Start of Block
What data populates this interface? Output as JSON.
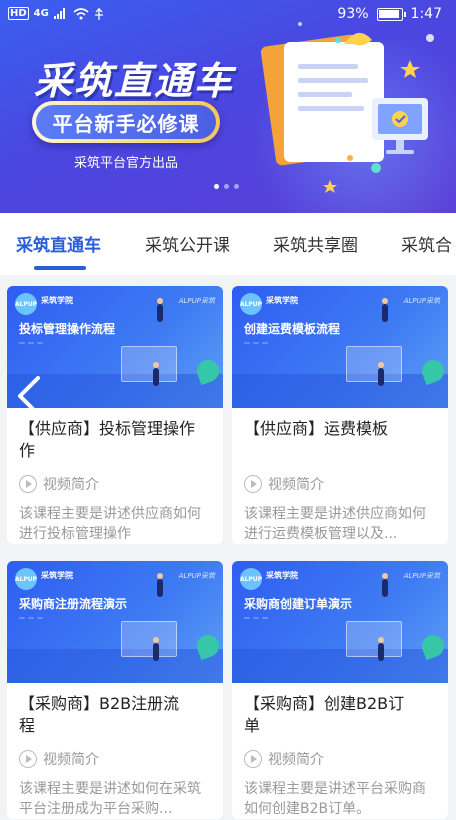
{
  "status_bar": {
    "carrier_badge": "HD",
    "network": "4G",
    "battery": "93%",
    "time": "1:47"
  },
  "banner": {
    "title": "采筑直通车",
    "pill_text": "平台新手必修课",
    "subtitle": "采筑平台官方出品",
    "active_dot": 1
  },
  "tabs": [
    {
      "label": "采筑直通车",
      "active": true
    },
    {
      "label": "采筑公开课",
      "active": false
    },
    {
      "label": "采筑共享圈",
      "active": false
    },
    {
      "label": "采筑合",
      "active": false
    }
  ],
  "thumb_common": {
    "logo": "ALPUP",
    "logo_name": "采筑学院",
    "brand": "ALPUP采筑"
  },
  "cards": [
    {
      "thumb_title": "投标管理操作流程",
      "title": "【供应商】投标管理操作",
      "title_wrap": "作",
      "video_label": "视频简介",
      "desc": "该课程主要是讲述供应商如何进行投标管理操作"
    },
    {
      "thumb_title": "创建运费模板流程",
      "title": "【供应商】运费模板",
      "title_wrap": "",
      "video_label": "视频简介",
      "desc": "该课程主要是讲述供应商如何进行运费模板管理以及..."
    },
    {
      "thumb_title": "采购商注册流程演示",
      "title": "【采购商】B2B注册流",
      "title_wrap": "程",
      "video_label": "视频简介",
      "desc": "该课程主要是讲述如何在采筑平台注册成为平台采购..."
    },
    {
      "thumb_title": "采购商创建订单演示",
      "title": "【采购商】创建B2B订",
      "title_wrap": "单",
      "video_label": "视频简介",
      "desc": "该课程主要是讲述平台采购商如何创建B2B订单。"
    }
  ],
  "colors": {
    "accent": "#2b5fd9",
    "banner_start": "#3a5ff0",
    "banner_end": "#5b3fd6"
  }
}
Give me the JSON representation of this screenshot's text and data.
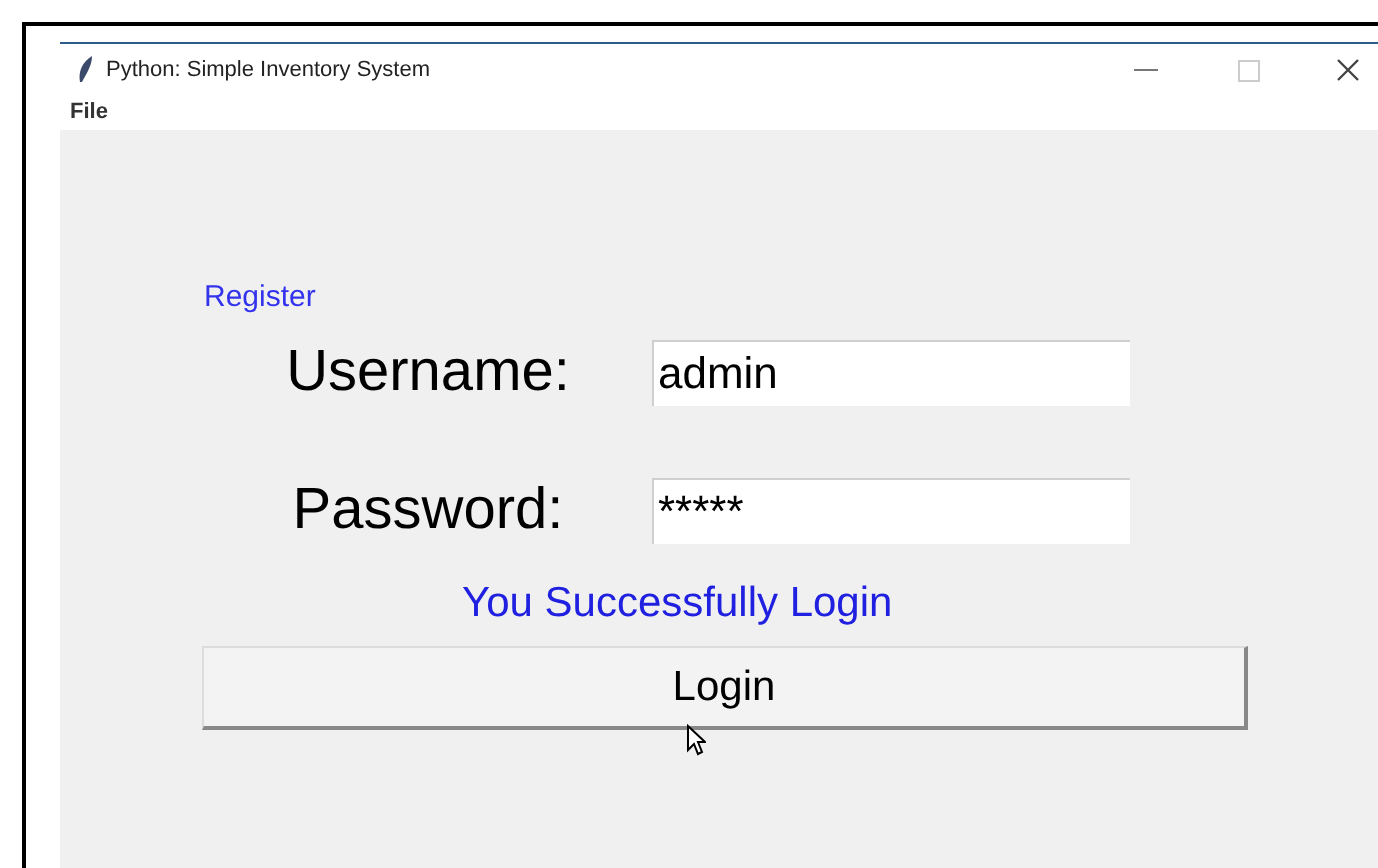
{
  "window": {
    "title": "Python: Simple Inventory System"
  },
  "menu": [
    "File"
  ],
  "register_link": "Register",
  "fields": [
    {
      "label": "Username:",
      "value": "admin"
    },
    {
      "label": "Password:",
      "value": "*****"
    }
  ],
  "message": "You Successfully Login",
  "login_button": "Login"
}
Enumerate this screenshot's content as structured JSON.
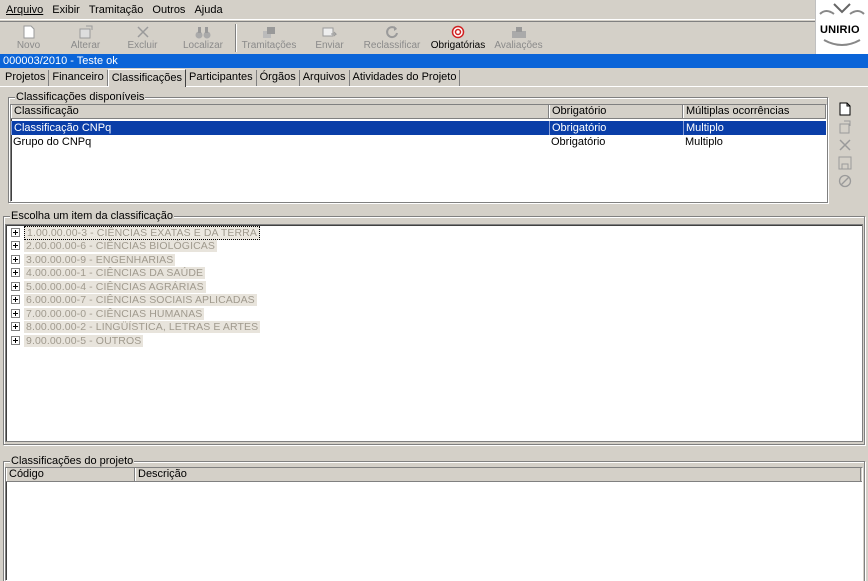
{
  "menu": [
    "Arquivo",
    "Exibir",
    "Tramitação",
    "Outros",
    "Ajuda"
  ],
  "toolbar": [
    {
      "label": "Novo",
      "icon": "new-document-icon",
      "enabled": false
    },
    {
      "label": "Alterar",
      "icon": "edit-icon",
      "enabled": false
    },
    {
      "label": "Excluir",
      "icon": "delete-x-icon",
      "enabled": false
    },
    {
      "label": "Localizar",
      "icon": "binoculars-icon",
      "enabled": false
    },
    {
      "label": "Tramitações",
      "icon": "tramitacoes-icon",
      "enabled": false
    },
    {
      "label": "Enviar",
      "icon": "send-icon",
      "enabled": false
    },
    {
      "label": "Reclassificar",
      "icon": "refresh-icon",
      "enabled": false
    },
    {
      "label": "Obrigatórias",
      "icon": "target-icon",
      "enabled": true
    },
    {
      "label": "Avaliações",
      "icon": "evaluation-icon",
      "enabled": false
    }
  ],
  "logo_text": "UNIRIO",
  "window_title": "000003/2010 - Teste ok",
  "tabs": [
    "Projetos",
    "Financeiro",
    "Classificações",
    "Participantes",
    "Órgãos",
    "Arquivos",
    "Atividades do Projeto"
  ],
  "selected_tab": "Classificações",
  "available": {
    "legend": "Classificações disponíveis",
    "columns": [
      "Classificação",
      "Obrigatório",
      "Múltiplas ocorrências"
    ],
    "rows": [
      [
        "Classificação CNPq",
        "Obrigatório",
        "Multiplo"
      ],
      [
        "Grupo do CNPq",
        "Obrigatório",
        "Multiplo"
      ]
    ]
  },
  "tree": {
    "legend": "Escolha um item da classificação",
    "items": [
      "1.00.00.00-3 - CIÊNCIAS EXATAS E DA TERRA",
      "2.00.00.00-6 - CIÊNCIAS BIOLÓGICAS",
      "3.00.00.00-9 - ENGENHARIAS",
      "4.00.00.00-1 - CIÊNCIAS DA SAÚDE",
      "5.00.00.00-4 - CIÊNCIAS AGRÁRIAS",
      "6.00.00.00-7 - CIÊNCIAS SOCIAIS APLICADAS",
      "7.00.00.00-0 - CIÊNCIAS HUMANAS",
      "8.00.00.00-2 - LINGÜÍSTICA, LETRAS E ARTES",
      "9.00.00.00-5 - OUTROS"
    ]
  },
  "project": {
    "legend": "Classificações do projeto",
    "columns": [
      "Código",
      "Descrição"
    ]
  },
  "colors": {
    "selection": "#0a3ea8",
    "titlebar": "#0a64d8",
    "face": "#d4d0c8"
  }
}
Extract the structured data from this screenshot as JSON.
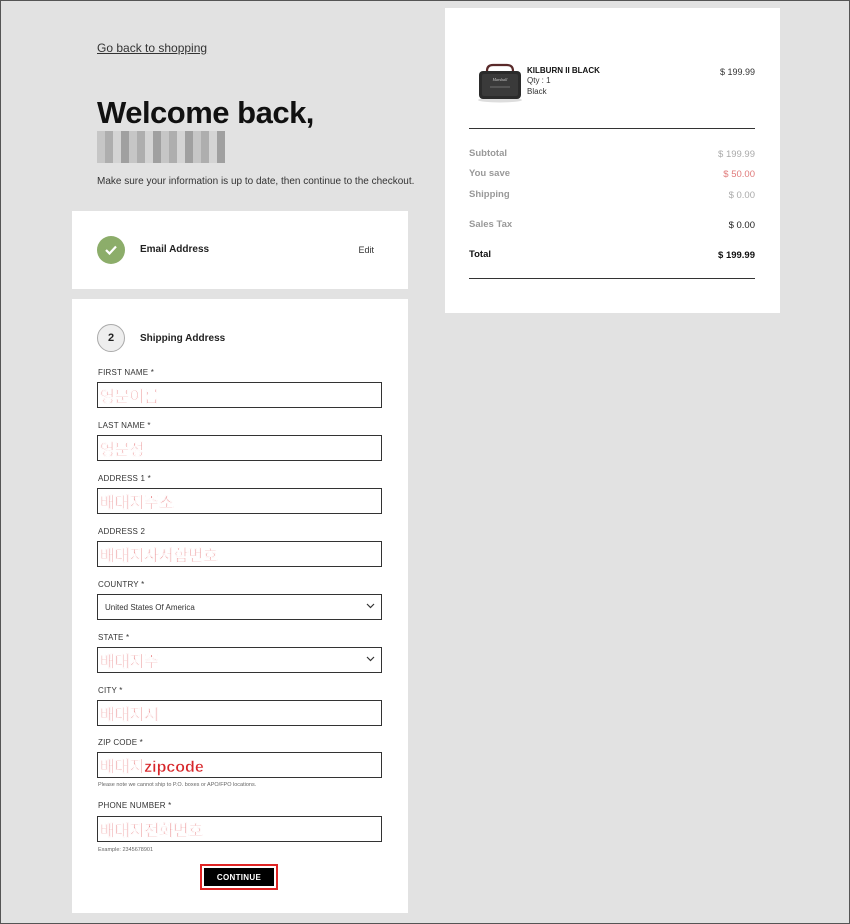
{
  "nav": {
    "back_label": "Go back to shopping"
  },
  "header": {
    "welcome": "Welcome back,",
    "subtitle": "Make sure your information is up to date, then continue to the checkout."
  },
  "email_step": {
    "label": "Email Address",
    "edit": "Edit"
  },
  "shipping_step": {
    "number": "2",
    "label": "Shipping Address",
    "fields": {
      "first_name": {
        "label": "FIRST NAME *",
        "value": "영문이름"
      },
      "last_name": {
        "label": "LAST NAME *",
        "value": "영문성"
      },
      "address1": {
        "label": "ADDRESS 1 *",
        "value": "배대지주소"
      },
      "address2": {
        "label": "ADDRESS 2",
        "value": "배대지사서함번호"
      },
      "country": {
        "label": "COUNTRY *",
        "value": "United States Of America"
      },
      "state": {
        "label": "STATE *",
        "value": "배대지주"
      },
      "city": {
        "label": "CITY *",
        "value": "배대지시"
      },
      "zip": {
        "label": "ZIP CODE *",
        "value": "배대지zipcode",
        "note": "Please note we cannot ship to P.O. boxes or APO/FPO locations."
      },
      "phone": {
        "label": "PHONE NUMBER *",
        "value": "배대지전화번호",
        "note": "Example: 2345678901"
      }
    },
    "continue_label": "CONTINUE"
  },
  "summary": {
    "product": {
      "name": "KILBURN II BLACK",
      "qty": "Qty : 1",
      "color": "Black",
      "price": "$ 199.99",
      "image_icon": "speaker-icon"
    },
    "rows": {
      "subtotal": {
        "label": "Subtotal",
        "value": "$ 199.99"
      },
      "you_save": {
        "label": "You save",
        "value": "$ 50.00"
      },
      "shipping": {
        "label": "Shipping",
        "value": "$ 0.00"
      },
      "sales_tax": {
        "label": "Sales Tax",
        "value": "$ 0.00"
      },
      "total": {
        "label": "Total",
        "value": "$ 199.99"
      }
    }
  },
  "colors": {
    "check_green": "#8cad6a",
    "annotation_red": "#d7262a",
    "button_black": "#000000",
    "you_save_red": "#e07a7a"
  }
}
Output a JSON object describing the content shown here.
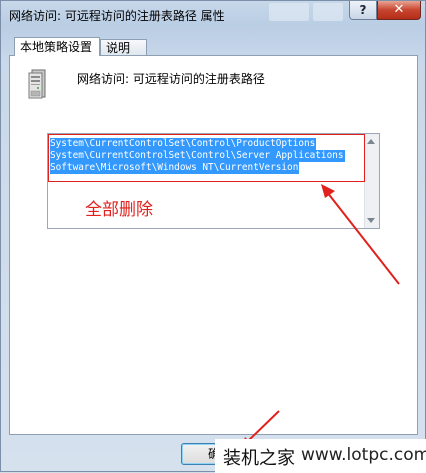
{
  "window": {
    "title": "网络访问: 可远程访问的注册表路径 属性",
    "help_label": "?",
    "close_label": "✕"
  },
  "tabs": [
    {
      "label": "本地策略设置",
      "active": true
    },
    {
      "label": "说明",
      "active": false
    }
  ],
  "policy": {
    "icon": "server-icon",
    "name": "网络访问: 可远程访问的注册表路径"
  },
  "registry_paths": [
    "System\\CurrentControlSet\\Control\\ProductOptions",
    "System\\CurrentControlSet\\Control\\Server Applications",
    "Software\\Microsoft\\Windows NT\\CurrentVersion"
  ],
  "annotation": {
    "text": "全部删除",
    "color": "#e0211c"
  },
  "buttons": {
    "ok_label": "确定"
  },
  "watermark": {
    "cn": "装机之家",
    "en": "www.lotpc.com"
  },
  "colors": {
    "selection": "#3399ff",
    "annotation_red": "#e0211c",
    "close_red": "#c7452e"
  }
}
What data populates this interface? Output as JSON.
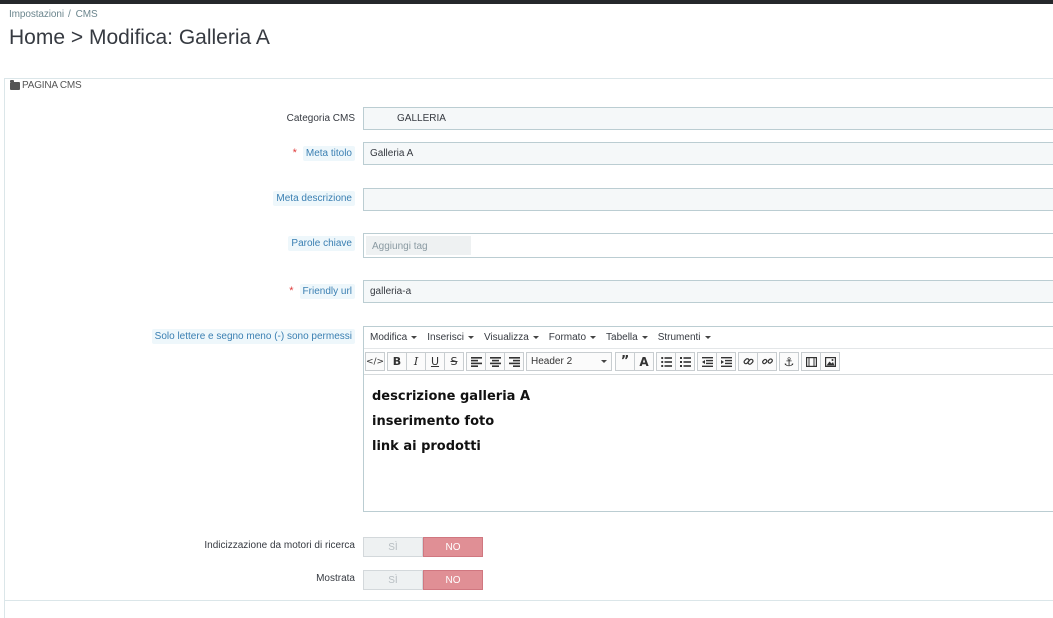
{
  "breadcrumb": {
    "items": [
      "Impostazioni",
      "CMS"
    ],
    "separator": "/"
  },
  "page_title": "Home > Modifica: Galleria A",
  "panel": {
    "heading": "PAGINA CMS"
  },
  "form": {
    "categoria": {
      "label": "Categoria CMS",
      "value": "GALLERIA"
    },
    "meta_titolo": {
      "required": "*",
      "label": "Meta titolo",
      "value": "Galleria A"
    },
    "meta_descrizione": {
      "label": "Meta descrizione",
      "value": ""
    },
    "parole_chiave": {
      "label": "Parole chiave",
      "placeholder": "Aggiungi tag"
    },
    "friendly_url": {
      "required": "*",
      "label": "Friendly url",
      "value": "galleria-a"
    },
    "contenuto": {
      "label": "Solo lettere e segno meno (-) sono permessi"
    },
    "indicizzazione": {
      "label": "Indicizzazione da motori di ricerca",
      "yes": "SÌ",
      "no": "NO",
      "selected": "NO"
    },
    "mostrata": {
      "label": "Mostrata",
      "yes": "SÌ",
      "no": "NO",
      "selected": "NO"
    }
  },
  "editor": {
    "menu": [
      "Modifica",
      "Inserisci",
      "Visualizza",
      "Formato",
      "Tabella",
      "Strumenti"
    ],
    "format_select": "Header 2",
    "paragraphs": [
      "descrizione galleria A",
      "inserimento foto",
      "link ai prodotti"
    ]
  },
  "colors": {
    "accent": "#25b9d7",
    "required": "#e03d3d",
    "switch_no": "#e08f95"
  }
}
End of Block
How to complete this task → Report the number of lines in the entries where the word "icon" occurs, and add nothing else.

Response → 11